A patent is an intellectual property right given to inventors with respect to an invention that is publicly revealed in exchange for exclusive rights over their own production. So, a patent is a government-issued legal document that grants an inventor the exclusive right to produce, use, sell, or transmit an invention for a set period of time. The patent system’s aim is to enable inventors to develop the state of technology by giving them exclusive rights to profit from their inventions. The patent law’s goal is to promote scientific innovation, new technology, and technological advancement. The award of an exclusive right to own, use, and sell a proprietary process or commodity for a limited time encourages new commercial utility inventions. The price of registration of a monopoly is the disclosure of the invention at the patent office, which then passes into the public domain after the monopoly term has expired.
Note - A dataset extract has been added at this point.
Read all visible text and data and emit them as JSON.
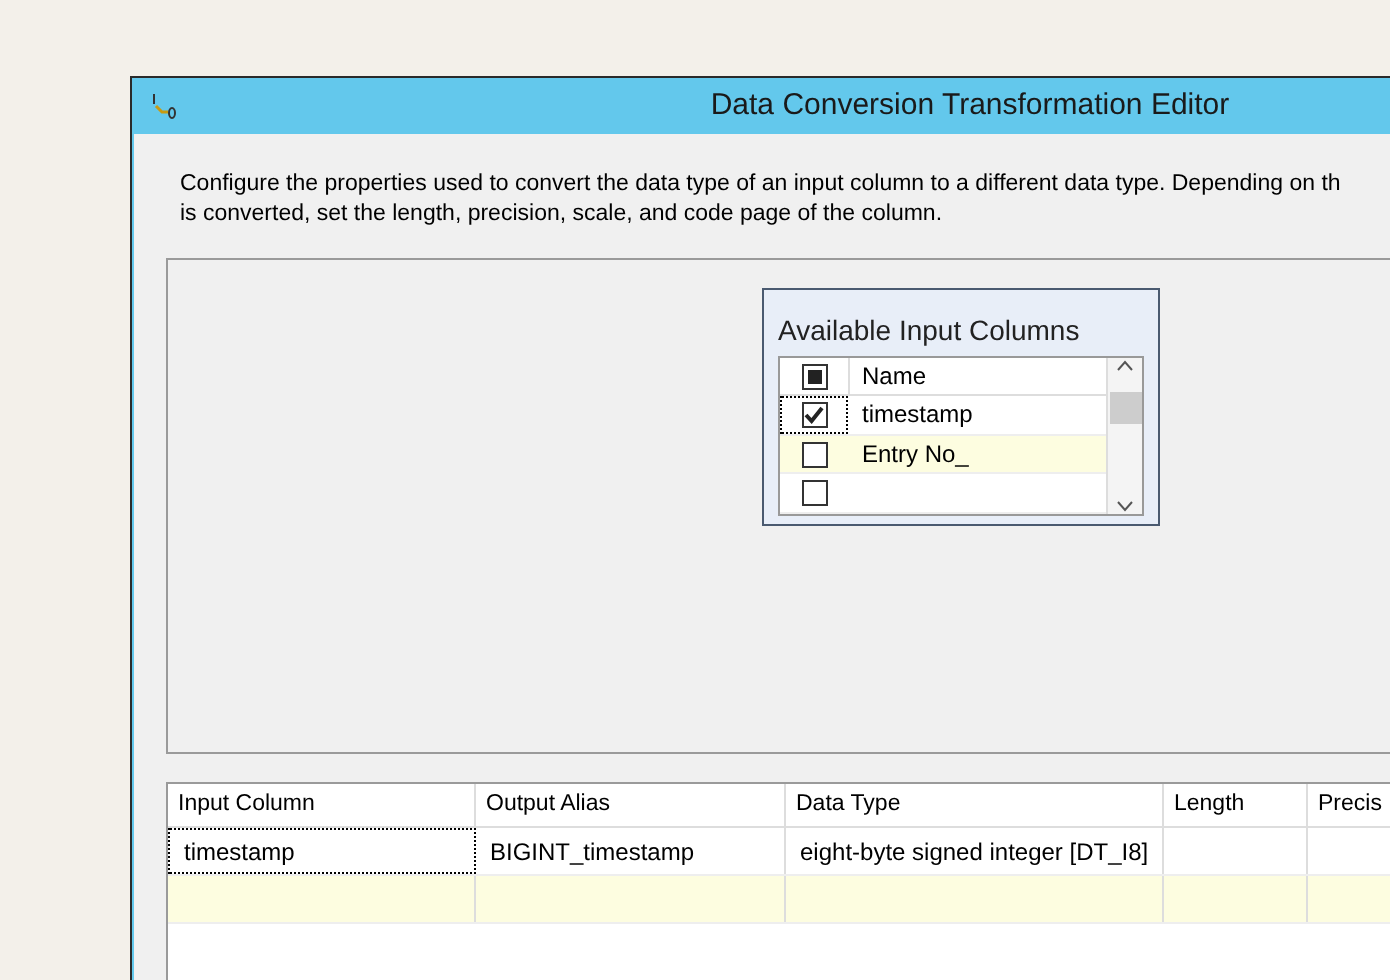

India, as a signatory to the TRIPs Agreement, has changed its patent laws. To be patentable, an invention must pass three simple examinations. First, it must be novel, which means it has never been done before. Second, the innovation must be non-obvious, which means that it must be a major advancement over current technology. Simple modifications to existing devices do not qualify as a patentable invention. Finally, the proposed technology must be useful and applicable to industry. For inventions that can only be used for illegal or unethical purposes, no patent would be issued. An improvement on anything previously known or a combination of previously known matters must be more than a mere workshop improvement to be patentable, and must independently assure the test of invention or a “inventive phase.” The innovation or variation must produce a new result, a new article, or a better or cheaper article than before to be patentable. A collection of old known integers can be combined in such a way that their working inter-relationship produces a new process or a better result. A patent is not granted for the simple collocation of more than one invention or things that does not involve the use of any creative faculties.
Test of Novelty in India
The concepts of novelty and inventive step, or lack of obviousness, are central to patent law. The novelty of an innovation is determined by the state of the ‘prior art,’ which refers to existing expertise and similar innovations in the field. In the light of what is already understood to the public, an innovation is said to require an inventive step if it is not evident to a so-called professional individual, i.e., someone with strong expertise and experience in the field. The Indian Patent Act, 1970, Sections 2(1) (j), 13, 29, 30, 31, 32, 33, and 34 must be considered when determining if an invention is new. A modern technology is one that has not been anticipated by prior publication, use, or general knowledge. If an innovation has not been revealed in the prior art, it is new. The prior art includes anything that has been written, discussed, or otherwise disclosed to the public before the date of filing of the complete specification. However, the Indian Patent Act does not describe the term “state of art.” In such a case, it must be determined based on the court’s interpretation of the definition. In English Law, the state of art in the case of an invention is described as all matter (whether a product, method, information about either, or anything else) that has been made accessible to the public (whether in the United Kingdom or elsewhere) by written or oral description, usage, or in any other way at any time before the priority date of that invention. As a consequence, the definition of ‘state of art,’ which is not specified in the Indian Patent Act, 1970, can lead to the incorporation of European/English standards of novelty into Indian law.
An application for a patent filed at the Indian Patent Office before the date of filing of the complete specification of a later filed application but released after the latter is considered for the purposes of deciding novelty. The patent examiner considers the important papers, such as the specification, when determining innovation. Where a provisional specification is filed, the full specification must be filed within one year, with the latter application taking precedence. If all of the features of the innovation under consideration are present in the cited prior art, it will be deemed anticipatory in nature. The prior art should either explicitly or implicitly reveal the invention. Where a prior art is quoted as an anticipation in the Examination Report but is not considered to be an anticipation due to Section 29-34, the claimant bears the burden of proof. To be patentable, a new product or process must be improved upon an existing process or product. It is not necessary for the invention to be complicated or difficult. It must simply be of such a type that it represents a scientific improvement over prior information. To be new in the patent context, the innovation must be shown in the invention. It is not enough that the intent is novel or that the application is novel in order for the product to be novel in that context. The method of application has to be special.
An invention cannot be patented if it was recognized or used by anyone in India, or patented or mentioned in a printed publication in India or a foreign country, prior to the priority date of the applicant. As a result, one of the most important conditions of patentability is the test of novelty. This has long been recognized as a necessary condition for patentability.
The views are that of author’s own and not necessarily the views of IPTSE Academy. This blog is a platform for academic discussions and hence authors have been given flexibility to convey their thought process.